Most Silver Slugger Awards: Barry Larkin holds the record for the most Silver Slugger Awards as a short stop, with nine.

NL Winner- Ian Desmond (1st S.S. award)

AL Winner- Derek Jeter (5th S.S. award)

Ian Desmond posted some impressive numbers this season, earning him his 1st career Silver Slugger award. He came through in the clutch a lot for the Nationals, and proved to be one of the best hitting short stops of the 2012 season. The American League portion saw Derek Jeter taking home his 5th career Slugger, which was no shock. Jeter led all of baseball in hits (the 3rd oldest to ever do so), and most deserved the award.

CATCHER

Most Silver Slugger Awards: Mike Piazza holds the record for the most Silver Slugger Awards as a catcher, with ten.
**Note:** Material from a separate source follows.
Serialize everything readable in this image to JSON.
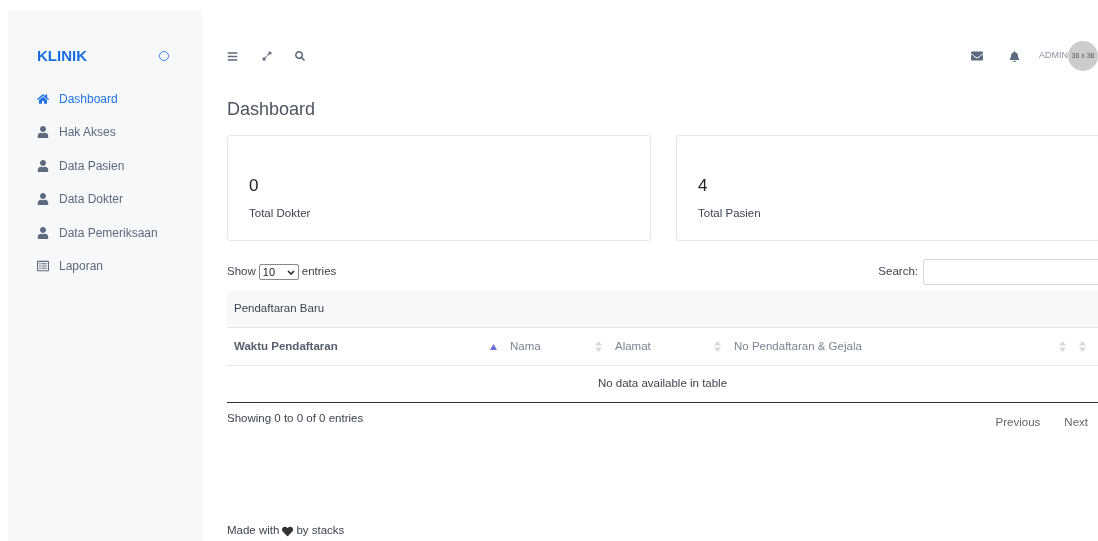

NL Winner- Buster Posey (1st S.S. award)

AL Winner- A.J. Pierzynski (1st S.S. award)

If Chase Headley was the shock of this year’s awards, A.J. Pierzynski was the second greatest surprise. Many had Joe Mauer winning the award (myself included) but it was Pierzynski winning his first career Silver Slugger. While the AL winner was somewhat of a surprise, the National League winner Buster Posey was just the opposite. Posey put up MVP caliber numbers, and thus was able to win his first career Slugger award.

PITCHER

Most Silver Slugger Awards: Mike Hampton holds the record for the most Silver Slugger Awards as a pitcher, with five.

Winner- Stephen Strasburg (1st S.S. award)

Pitchers aren’t really known for their offense, but there are a few who can actually hit. None more so in 2012 than Stephen Strasburg who was able to record 13 hits in 47 at-bats, which comes out to a .277 batting average. In addition, Strasburg amassed 7 RBI’s, including his first career homer, making him the most deserving of the Slugger award among pitchers.

DESIGNATED HITTER

Most Silver Slugger Awards: David Ortiz holds the record for the most Silver Slugger Awards as a Designated Hitter, with five.

Winner- Billy Butler (1st S.S. award)

Posting a batting average of .313 with 29 home runs and 107 RBI’s, Billy Butler proved to be the most consistent Designated Hitter of the 2012 season, earning him his first career Silver Slugger award. Comparing Butler’s stats to the other DH’s throughout baseball, he was the most deserving of them all, so I agree with the voters.

2012 SILVER SLUGGER AWARDS FAST FACTS

  • There were 11 first time Silver Slugger winners.
  • Robinson Cano, Prince Fielder and Ryan Braun were the only winners who also won a Silver Slugger last year.
  • The Nationals had the most winners of any team, with three.
  • There were four Silver Slugger winners who also won Gold Glove awards this year.
  • Derek Jeter received a 1.5 million dollar bonus for winning the award.
Follow

Get every new post delivered to your Inbox.

Join 98 other followers